* [Work required]: Go through the records below and return each line that has "take" in it.

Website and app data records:
▼

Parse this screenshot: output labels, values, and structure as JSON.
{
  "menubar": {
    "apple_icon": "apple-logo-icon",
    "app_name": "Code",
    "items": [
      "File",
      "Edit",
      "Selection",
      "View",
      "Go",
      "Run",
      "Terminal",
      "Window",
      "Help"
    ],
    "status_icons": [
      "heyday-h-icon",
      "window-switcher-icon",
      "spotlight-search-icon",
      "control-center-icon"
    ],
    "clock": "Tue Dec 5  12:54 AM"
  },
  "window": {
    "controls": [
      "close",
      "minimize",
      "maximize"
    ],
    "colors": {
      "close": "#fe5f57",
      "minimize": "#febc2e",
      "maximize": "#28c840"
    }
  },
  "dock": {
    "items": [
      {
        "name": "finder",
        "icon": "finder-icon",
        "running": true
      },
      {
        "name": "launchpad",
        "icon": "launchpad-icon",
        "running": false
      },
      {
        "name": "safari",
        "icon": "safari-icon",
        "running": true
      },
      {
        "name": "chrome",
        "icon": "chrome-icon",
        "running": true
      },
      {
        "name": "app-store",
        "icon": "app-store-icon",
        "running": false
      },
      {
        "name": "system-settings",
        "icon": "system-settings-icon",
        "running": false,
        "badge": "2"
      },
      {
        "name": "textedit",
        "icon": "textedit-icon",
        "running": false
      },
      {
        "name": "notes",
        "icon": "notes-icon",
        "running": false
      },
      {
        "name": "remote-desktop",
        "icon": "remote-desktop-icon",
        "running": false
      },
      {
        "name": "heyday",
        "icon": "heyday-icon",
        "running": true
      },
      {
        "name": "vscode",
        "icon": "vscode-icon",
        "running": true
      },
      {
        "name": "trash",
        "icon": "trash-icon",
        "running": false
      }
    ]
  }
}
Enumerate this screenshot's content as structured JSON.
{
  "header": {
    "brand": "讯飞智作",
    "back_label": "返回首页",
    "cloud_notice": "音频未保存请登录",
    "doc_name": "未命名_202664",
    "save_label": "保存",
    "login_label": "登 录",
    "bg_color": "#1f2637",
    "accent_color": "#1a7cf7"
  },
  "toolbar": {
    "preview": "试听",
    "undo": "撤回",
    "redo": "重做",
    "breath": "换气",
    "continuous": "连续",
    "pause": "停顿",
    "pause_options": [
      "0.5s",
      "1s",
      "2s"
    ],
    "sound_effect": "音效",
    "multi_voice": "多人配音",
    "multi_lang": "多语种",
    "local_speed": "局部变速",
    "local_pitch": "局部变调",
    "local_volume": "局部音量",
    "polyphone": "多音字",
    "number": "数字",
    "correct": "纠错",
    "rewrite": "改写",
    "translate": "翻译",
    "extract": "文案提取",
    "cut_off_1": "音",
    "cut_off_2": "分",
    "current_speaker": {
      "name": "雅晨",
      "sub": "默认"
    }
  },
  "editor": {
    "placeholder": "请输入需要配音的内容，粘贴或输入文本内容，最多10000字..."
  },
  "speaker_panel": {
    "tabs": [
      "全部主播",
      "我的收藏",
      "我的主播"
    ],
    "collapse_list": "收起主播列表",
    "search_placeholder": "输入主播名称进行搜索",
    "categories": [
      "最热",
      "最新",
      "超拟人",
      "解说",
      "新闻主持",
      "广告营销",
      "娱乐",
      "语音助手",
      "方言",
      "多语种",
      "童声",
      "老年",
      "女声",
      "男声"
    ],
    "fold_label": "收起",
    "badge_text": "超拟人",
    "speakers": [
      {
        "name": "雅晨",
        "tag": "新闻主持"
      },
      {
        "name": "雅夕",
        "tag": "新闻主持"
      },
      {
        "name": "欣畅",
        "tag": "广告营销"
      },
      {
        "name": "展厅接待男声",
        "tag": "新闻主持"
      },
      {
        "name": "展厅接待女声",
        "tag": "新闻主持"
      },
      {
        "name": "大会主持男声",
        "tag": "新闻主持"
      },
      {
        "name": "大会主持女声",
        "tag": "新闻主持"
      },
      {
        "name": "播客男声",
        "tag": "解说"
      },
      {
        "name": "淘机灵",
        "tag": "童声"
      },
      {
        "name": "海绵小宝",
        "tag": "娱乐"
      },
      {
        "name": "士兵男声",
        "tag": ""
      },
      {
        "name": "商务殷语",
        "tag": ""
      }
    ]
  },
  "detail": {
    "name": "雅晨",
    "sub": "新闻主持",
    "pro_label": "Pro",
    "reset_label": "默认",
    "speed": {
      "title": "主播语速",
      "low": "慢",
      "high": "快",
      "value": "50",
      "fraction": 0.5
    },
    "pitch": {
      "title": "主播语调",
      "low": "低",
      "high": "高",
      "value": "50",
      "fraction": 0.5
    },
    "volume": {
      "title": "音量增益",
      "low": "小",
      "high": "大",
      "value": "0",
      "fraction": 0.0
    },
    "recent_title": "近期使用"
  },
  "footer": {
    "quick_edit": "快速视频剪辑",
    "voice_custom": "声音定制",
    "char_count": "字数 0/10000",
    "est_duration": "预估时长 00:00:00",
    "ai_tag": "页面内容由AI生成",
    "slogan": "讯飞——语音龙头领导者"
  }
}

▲
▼

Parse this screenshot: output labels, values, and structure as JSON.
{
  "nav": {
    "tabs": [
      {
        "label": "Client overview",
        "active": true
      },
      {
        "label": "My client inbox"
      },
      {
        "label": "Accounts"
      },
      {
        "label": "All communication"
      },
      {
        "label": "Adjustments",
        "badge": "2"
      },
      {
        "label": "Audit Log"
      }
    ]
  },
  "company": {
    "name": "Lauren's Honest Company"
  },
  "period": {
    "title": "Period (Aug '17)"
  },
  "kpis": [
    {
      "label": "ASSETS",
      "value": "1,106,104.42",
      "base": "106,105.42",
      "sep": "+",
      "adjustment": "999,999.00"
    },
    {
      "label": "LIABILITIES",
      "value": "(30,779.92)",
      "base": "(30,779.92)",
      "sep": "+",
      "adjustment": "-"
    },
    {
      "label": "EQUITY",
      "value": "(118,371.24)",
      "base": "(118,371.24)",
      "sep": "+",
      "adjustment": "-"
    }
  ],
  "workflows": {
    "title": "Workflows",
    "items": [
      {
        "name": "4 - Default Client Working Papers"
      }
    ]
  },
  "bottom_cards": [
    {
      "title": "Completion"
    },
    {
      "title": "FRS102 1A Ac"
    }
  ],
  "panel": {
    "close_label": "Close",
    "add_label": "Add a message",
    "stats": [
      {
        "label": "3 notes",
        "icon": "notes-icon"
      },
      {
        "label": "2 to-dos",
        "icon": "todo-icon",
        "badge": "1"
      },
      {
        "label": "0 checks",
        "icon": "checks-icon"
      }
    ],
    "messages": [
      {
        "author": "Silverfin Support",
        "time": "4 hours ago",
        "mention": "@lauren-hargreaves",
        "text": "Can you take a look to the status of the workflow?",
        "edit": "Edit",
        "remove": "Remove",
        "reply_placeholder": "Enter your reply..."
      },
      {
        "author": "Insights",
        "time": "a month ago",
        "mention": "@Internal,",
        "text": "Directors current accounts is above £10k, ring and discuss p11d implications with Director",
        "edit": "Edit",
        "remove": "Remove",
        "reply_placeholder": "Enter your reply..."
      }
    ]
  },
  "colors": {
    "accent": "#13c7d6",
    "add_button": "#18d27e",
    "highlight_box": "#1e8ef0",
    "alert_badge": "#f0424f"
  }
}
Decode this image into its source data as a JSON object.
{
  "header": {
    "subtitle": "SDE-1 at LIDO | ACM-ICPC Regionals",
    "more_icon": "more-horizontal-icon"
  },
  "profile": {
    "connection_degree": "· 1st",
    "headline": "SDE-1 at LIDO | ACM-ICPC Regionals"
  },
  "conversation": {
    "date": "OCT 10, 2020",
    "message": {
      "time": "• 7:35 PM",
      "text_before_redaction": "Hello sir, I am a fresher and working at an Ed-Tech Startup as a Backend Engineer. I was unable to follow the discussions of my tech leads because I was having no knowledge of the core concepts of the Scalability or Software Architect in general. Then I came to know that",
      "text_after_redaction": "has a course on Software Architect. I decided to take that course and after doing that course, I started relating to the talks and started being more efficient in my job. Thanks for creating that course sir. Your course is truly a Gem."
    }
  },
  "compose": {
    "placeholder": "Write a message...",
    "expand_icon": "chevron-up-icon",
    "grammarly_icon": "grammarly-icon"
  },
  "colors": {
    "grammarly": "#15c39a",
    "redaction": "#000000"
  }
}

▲

* [Answer to the problem]:
        "text": "Can you take a look to the status of the workflow?",
      "text_after_redaction": "has a course on Software Architect. I decided to take that course and after doing that course, I started relating to the talks and started being more efficient in my job. Thanks for creating that course sir. Your course is truly a Gem."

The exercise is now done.